In Fairfax Media, Ross Gittins writes: “You don’t have to be very bright to see that as we enter the information age, realise decisions need to be evidence-based, and glimpse the huge potential of ‘big data’, we need the Australian Bureau of Statistics to be at the top of its game.”

by Richard Denniss
Labor’s great big new tax plan
Bill Shorten wants to reframe how we tackle the budget

by Mungo MacCallum
Tony Abbott: from backbench rebel to backbench envoy on Indigenous affairs
This Clayton’s appointment has already come unstuck

Paddy Manning

Paddy Manning is contributing editor (politics) at The Monthly and has worked for the ABC, Fairfax, Crikey and The Australian.

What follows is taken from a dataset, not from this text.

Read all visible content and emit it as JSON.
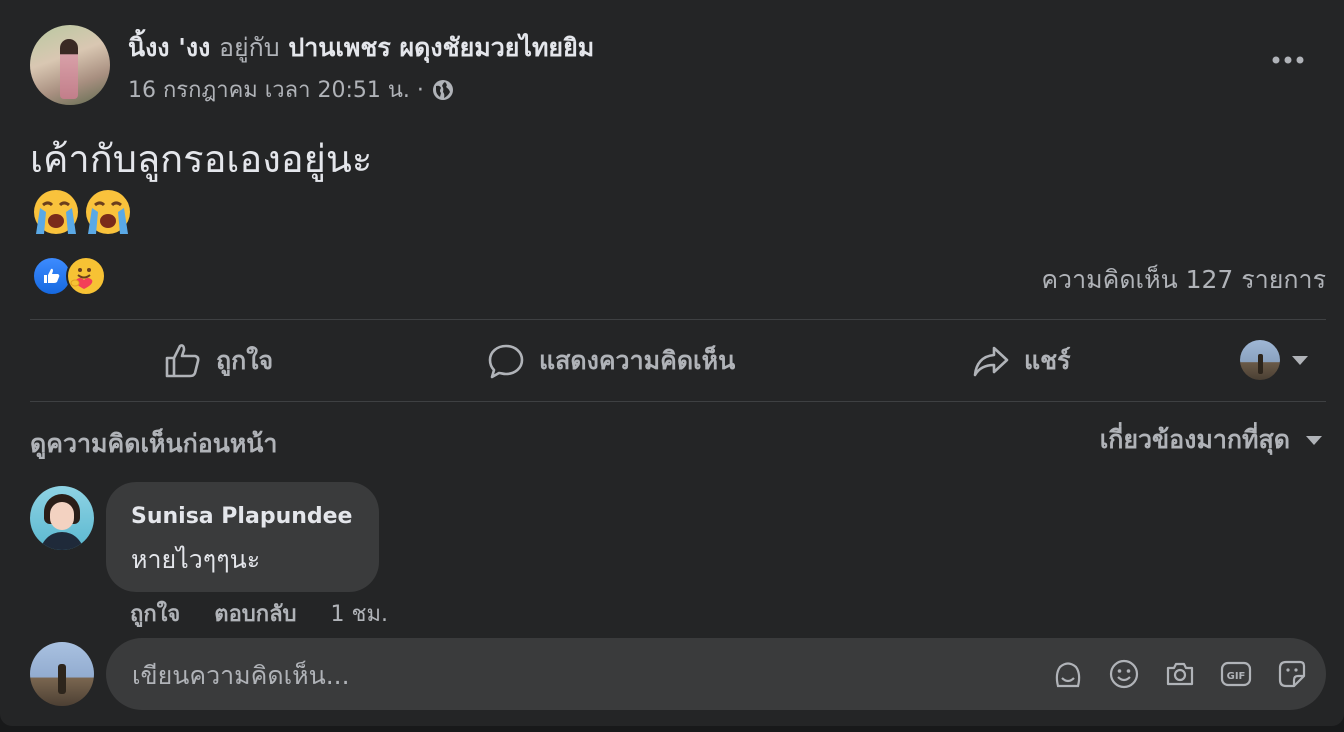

He is also the author of three books, including a recently updated unauthorised biography of Malcolm Turnbull, Born To Rule?

The Monthly Today logo

In-depth analysis of the moments that define the day from Paddy Manning.
Free to your inbox every afternoon.


The Monthly Today

A stadium’s last stand

Arrogance. Vandalism. Victory. It’s the NSW disease

Ardern confirms gun law reforms

With the world watching, NZ’s PM shows how it’s done

Unpopulation policy

The PM’s efforts are too little too late

Christchurch and the media

A more diverse mainstream media wouldn’t platform so much hate

From the front page

A stadium’s last stand

Arrogance. Vandalism. Victory. It’s the NSW disease

Image of ‘The Seventies’ by Michelle Arrow

Making the private public: ‘The Seventies’ by Michelle Arrow

This new history traces how the decade’s redefined politics shaped modern Australia

Image from ‘Destroyer’

Hell hath no fury: Karyn Kusama’s ‘Destroyer’

Nicole Kidman confronts in this LA crime thriller

‘Exploded View’ by Carrie Tiffany

This new novel is most striking in how it diverges from its predecessors